Pik Botha’s cave was very brown, and filled with crusty socks, dirty mugs and mountains of religious reference books (I counted atleast 6 tattered Bibles). He had animal skin carpets strewn across the floors and Raechel was almost swallowed by his double-mattressed bed as she sat down. The room was hot and sticky with Pik Botha filling up the majority of the space. However, the most disturbing thing in there, and the only splash of colour amongst the many shades of brown and gunk was the old South African flag of his that remained tacked to the wall.
This is when our suspicions were born. The old South African flag represents the old Apartheid regime, it’s never been officially banned in South Africa but the stigma attached to it is that of racial intolerance and segregation.
“Why do you have that flag on the wall?”
“Uh. It was there when I got here”
“So why don’t you take it down?”
“Because…uh…it would be vandalism”.
We were far too tired to argue and far too alarmed to care as we scurried out of his room, thankfully he didn’t do something creepier like cut off our big toes. However, this was the beginning of our theory that Pik Botha is not a rainbow nation kind of guy.

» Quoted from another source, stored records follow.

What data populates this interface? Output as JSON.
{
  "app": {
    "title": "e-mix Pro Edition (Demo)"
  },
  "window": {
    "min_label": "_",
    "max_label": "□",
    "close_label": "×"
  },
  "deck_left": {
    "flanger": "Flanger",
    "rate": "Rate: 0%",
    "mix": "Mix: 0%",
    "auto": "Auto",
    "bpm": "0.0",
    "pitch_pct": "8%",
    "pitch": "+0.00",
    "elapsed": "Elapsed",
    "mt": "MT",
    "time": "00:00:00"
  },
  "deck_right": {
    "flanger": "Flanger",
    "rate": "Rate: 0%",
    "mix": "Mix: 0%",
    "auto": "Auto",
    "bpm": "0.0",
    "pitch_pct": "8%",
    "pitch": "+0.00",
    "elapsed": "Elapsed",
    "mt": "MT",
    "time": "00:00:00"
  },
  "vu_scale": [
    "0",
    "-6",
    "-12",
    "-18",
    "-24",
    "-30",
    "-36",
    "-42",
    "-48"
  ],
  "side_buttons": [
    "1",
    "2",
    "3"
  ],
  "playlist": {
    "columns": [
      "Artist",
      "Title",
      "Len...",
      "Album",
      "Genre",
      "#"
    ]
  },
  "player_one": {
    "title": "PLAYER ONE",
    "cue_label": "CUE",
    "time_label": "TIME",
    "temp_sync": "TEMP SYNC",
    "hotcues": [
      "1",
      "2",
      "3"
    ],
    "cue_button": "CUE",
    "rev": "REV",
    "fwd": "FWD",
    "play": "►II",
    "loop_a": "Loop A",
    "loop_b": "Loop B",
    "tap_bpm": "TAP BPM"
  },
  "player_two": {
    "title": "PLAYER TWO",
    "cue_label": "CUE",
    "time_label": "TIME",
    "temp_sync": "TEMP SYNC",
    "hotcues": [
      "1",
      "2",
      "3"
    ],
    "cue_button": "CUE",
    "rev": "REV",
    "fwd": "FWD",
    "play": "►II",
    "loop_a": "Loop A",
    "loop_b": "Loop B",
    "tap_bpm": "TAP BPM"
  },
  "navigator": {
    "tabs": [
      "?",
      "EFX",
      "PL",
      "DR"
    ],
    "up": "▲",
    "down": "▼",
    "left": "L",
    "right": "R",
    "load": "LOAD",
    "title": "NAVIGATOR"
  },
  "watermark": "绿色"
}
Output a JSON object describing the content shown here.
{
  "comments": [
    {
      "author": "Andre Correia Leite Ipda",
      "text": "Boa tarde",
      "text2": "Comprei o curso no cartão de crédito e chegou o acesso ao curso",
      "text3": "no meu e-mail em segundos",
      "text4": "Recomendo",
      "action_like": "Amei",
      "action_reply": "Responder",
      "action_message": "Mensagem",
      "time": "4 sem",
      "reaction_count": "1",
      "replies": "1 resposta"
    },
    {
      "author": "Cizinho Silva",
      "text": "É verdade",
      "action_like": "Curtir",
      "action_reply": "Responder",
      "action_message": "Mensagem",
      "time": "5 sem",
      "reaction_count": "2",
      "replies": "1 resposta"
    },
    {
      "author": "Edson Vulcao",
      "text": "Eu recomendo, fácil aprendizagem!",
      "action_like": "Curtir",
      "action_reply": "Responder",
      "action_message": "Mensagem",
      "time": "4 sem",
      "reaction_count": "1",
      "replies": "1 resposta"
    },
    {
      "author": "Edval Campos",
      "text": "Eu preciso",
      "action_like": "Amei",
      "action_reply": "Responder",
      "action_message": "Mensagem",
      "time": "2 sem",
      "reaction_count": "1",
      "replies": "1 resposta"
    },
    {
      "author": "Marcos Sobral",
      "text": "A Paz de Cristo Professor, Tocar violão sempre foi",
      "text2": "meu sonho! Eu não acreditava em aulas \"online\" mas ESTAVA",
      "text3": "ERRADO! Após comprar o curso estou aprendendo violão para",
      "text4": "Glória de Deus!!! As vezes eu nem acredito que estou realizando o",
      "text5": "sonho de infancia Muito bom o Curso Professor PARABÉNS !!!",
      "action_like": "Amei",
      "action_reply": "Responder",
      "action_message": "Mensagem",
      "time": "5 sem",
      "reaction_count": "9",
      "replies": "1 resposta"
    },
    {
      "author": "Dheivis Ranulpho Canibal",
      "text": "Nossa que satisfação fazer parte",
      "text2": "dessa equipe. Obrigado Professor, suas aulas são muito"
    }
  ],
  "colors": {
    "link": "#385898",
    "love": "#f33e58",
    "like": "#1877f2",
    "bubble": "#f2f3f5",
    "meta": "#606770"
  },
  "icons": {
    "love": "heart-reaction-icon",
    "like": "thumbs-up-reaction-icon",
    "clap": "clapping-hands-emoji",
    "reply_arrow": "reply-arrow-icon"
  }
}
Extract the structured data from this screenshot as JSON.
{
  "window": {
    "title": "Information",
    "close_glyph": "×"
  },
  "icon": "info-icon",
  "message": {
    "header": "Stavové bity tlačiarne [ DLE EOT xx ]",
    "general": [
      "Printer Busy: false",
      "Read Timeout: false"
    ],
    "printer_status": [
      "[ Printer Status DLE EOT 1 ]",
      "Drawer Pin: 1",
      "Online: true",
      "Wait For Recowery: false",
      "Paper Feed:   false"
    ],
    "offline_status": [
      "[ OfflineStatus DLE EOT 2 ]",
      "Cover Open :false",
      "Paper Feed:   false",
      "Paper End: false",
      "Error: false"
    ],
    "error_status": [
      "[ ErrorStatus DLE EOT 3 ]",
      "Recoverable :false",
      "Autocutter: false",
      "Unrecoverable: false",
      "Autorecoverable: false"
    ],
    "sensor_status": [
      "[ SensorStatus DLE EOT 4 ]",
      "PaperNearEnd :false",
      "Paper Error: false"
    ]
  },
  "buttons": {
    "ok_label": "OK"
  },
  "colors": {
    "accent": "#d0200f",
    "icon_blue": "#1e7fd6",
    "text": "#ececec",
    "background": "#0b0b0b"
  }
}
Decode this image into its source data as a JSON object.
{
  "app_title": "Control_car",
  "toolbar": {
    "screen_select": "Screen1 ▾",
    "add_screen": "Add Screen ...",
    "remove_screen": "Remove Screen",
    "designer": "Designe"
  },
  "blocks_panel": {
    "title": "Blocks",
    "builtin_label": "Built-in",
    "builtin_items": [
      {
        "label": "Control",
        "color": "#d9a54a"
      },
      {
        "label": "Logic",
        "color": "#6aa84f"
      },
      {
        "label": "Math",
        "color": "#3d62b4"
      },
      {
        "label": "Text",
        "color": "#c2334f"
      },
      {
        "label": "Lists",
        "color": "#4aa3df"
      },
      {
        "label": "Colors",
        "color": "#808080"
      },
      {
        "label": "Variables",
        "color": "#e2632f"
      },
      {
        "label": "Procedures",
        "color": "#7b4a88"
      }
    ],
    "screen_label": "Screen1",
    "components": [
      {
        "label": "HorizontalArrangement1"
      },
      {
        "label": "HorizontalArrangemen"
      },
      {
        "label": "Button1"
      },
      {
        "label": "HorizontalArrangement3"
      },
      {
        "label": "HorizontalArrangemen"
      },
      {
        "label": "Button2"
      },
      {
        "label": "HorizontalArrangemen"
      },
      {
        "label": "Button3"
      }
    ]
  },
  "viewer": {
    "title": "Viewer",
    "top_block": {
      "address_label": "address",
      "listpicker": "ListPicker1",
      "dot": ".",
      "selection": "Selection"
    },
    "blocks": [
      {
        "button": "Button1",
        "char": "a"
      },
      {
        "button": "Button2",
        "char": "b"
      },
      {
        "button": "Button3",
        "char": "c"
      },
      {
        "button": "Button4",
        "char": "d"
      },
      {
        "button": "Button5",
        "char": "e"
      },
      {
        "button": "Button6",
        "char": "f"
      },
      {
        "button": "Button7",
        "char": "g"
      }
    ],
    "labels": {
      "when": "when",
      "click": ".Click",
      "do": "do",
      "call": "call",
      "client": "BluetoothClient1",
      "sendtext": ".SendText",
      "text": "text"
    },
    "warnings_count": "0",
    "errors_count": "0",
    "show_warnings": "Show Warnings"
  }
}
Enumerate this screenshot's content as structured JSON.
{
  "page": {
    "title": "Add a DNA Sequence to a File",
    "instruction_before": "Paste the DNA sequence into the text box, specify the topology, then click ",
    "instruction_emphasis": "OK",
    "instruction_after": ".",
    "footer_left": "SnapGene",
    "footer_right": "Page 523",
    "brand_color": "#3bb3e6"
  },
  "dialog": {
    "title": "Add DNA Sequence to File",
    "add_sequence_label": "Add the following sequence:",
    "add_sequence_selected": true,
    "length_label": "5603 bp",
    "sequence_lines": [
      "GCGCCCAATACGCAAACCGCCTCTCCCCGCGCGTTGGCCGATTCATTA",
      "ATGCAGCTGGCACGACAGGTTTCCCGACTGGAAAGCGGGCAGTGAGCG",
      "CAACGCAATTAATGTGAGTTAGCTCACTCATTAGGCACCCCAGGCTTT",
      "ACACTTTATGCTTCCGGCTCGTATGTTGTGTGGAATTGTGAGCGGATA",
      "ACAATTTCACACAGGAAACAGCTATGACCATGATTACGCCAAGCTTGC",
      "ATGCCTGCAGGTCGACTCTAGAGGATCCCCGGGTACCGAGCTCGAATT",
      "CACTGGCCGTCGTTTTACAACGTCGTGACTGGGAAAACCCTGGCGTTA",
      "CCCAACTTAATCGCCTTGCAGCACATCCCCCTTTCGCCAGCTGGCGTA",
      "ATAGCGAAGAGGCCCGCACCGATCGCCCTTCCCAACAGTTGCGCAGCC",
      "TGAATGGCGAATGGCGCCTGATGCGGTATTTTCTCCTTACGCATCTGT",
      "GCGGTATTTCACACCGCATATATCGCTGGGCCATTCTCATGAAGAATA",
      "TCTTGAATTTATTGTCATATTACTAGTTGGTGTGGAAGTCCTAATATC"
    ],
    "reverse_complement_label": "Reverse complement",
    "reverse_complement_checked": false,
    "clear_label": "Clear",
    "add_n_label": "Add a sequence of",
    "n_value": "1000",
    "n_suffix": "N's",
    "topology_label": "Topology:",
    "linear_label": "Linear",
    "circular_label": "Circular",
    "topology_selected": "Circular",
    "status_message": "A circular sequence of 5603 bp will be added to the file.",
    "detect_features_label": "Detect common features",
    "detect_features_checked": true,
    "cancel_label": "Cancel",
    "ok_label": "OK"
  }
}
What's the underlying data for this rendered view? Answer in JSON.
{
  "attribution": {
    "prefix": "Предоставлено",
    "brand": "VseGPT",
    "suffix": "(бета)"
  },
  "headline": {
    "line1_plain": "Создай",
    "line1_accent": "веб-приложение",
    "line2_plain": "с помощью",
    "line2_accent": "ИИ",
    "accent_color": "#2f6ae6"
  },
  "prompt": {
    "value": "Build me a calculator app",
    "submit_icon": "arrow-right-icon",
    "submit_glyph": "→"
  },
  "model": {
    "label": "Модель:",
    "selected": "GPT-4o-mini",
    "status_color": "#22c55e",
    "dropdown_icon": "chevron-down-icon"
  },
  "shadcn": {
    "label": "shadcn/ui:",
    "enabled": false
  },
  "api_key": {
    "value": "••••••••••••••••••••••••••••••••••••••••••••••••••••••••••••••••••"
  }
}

The second event occured when Pik came over unexpectedly for tea. He sat across from us, smiling his hungry smile and told us that if we invite any “black people” onto the property we will be evicted, his back up argument was that the rules are in our lease contract. They aren’t. Raechel and I ran away and pretended to sleep in my room to avoid any further conversation.
It’s been a while since we’ve seen Pik Botha. The last time was when he told us about his “girlfriend” that he has no pictures of who is actually a lesbian (?). I’m not too sure how Pik Botha defines the term “dating” but I really hope it’s not just staring at someone like their a syrupy pastry, because then I may have a boyfriend.
He invited us to a two-man braai, we declined, and occasionally I see him walking towards me on the way to campus so I cross the road. The plan is to invent a boyfriend for me with a blatantly African name just to freak the little racist out. This means engaging in conversation with him however, a feat far too draining and offensive for me to handle.
It’s times like those when I view my grandmother’s rants about dreadlocks and “the Chinese” (what the hell Gran, I don’t understand you) as just another Thursday night.
Embrace diversity readers, or one day you’ll get a secret alias and a blog post written about you.